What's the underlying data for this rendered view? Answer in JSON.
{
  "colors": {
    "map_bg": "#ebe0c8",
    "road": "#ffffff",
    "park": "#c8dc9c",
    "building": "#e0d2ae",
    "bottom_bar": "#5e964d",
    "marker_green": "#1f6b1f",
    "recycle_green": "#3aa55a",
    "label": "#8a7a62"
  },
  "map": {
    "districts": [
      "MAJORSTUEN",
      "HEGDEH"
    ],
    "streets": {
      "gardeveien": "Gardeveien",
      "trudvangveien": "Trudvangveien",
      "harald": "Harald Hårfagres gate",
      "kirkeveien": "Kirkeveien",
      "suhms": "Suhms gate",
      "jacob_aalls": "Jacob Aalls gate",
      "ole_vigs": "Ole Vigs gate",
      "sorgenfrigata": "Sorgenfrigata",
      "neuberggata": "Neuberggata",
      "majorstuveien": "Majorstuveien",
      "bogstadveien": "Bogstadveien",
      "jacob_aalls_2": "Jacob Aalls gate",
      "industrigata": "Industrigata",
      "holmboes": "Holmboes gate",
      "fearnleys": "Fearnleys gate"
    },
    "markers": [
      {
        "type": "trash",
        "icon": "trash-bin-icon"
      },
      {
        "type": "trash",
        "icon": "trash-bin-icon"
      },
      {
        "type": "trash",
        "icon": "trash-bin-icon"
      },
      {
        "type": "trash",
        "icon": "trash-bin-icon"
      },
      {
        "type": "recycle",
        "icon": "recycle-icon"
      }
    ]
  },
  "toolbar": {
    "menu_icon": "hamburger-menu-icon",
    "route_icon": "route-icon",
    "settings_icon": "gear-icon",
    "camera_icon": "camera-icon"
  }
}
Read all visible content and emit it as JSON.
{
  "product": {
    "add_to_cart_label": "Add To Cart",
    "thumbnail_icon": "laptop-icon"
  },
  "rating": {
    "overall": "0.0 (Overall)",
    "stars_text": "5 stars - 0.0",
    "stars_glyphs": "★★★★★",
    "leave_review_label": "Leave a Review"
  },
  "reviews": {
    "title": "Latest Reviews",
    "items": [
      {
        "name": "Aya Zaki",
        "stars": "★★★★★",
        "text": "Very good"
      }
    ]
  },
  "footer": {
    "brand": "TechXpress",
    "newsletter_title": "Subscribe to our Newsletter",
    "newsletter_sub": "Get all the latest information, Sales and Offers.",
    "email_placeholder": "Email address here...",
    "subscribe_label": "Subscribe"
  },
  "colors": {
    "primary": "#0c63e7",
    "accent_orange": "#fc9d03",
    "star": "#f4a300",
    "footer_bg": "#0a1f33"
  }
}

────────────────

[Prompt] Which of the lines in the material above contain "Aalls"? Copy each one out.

[Response to the exercise]
      "jacob_aalls": "Jacob Aalls gate",
      "jacob_aalls_2": "Jacob Aalls gate",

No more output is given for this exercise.